Lawmakers in Washington are not the only ones debating health
reforms. Among the hundreds of bills facing Oklahoma legislators
when they return to the State Capitol Feb. 2 are several proposing
expanded health insurance coverage.
Under House Bill 2808, by Rep. Scott Adkins, R-Broken Arrow,
health insurance and health benefit plans could not prohibit a
physician from waiving all or part of a co-payment for charitable
purposes or if the physician reasonably believes the patient could
not afford the services otherwise.
Dick Howard, Blue Cross/Blue Shield vice president of public
affairs, said this bill could defeat the very purpose of co-payment
requirements -- to discourage unnecessary utilization of health care
Factors such as deductibles and co-payments help keep health
coverage costs in check, he noted. Simply put, if a health insurance
plan has to pay more in benefits due to a lower deductible or waiver
of a co-payment, Howard said rates are necessarily impacted.
Rep. Wallace Collins, D-Norman, has filed House Bill 2947, which
would require group health insurance and health benefit plans to
offer coverage for severe mental illness equal to benefits for other
physical diseases and disorders. The bill defines severe mental
illness as schizophrenia, bipolar disorder, major depression, panic
disorder, obsessive-compulsive disorder and schizoaffective
It allows limitations for pre-existing conditions and exempts
specified-disease policies. The bill is similar to a measure
approved by the Legislature last year but vetoed by the governor,
said it could increase employers' health insurance costs
Howard said the costs associated with the Collins bill would
depend upon whether it covers managed care or traditional group
insurance plans, among other issues. Backers of last year's measure
said it might add about 1 percent to health care costs.

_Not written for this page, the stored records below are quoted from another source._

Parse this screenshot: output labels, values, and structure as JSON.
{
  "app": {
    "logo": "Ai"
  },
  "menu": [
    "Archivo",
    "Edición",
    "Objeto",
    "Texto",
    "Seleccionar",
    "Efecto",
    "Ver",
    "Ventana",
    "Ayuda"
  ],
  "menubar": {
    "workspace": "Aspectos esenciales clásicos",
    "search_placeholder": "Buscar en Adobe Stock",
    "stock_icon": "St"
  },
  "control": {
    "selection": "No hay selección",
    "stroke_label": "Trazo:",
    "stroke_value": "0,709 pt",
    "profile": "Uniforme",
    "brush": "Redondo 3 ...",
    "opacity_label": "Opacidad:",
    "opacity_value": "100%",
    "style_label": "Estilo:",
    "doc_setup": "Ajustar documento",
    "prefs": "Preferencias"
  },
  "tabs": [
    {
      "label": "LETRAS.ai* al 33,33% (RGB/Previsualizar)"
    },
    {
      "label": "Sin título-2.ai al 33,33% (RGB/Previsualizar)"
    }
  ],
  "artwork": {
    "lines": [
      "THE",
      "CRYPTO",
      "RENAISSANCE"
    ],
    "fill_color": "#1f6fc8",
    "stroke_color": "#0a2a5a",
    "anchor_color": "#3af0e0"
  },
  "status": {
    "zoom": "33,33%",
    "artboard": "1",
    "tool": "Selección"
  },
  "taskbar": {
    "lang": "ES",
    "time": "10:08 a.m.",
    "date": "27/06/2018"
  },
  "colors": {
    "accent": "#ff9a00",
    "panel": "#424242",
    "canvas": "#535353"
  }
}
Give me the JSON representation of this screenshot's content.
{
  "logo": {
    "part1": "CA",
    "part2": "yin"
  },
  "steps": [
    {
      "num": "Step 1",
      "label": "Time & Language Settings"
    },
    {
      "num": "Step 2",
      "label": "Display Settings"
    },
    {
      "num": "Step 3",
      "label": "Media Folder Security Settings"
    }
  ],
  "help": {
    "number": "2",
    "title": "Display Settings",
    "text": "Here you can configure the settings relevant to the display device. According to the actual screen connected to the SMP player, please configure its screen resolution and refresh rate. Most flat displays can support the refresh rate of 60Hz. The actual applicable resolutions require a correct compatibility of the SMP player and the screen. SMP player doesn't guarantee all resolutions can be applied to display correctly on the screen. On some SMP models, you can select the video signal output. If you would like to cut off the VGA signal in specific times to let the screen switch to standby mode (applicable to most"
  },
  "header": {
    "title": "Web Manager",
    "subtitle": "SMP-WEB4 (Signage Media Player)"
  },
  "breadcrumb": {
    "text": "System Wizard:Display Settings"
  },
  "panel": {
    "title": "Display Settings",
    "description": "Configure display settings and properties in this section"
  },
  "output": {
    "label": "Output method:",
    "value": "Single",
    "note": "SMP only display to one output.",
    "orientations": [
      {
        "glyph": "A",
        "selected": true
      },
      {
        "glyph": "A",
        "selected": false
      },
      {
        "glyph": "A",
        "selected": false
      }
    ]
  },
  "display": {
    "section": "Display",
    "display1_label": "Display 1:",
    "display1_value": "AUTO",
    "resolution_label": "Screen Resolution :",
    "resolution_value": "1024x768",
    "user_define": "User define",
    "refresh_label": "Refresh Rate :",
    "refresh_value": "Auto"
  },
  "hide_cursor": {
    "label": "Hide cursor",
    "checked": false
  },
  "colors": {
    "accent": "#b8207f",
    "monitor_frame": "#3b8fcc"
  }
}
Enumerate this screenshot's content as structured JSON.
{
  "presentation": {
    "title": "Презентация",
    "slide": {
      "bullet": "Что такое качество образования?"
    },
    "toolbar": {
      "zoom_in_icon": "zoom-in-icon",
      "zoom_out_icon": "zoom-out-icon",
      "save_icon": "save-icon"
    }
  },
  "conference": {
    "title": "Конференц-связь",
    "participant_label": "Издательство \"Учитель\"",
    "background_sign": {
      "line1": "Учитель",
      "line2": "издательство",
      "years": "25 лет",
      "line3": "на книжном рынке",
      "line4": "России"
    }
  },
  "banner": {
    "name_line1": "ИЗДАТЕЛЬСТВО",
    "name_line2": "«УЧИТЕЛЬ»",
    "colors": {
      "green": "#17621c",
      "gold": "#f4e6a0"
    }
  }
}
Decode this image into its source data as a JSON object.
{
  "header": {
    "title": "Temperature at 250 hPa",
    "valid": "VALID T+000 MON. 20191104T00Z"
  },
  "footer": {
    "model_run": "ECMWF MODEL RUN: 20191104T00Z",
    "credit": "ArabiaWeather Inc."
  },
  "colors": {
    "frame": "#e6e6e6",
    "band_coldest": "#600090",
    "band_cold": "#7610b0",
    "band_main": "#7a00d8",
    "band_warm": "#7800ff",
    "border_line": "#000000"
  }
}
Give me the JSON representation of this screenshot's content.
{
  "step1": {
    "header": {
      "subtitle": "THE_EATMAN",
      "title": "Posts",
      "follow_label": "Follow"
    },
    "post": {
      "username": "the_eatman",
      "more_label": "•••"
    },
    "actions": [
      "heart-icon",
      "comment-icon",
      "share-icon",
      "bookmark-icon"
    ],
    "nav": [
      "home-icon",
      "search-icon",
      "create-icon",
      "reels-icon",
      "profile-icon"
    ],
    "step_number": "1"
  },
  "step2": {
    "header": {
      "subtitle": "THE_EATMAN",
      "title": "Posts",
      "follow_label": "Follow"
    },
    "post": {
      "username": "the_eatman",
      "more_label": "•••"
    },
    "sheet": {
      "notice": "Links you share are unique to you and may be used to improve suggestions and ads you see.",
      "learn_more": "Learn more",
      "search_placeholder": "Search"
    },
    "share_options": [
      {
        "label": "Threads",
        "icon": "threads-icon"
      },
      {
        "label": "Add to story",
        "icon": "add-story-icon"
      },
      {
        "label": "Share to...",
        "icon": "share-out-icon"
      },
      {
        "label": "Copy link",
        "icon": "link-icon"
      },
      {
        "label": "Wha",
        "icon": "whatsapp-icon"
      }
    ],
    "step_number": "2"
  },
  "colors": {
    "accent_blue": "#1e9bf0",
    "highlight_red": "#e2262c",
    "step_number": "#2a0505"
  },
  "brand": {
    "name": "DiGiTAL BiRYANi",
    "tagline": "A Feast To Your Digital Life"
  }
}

A study by
the National Center for Policy Analysis estimated annual additional
costs at between 5 percent and 10 percent.
A measure Howard said, at first glance, that has the potential of
adding more to health coverage costs than any other filed so far
year is House Bill 2981, the Health Care Liability Act by Rep.
Richard Phillips, R-Warr Acres. A "shell" version of this measure
also has been introduced by Rep. Sean Voskuhl, D-Marshall, in House
The bill provides that health care entities have a duty to
exercise ordinary care when making treatment decisions, making them
liable for damages and harm to an insured proximately caused by a
provider's failure to exercise such care.
The bill would extend liability to treatment decisions made by a
health care entity's employees and representatives which result in
the failure to exercise ordinary care. It also would prohibit
removal of a physician or health care provider from a plan for
advocating, on behalf of an enrollee, appropriate and medically
necessary health care.
Howard said a similar measure passed the Texas Legislature last
In addition to the substantial cost of defending lawsuits, Howard
said such a law could have a far-reaching impact on the health care
utilization review process, if plan reviewers know they could be
over the decisions they make.
Another NCPA study estimated legislation holding health plans
liable for the actions of their providers could increase health plan
costs by 4 to 5 percent, while citing Congressional Budget Office
data placing the figure as high as 12 percent. This study attributed
additional increased costs chiefly to the increased practice of what
is termed "defensive medicine" -- that is, health care providers
ordering more tests and procedures than they normally would as a
protective mechanism -- additional liability insurance costs and
increased administrative costs due to the mandate.
Rep. Frank Davis, R-Guthrie, has filed House Bill 2803, which
would require health plans providing pregnancy-related benefits to
extend coverage to diagnosis and treatment of infertility. …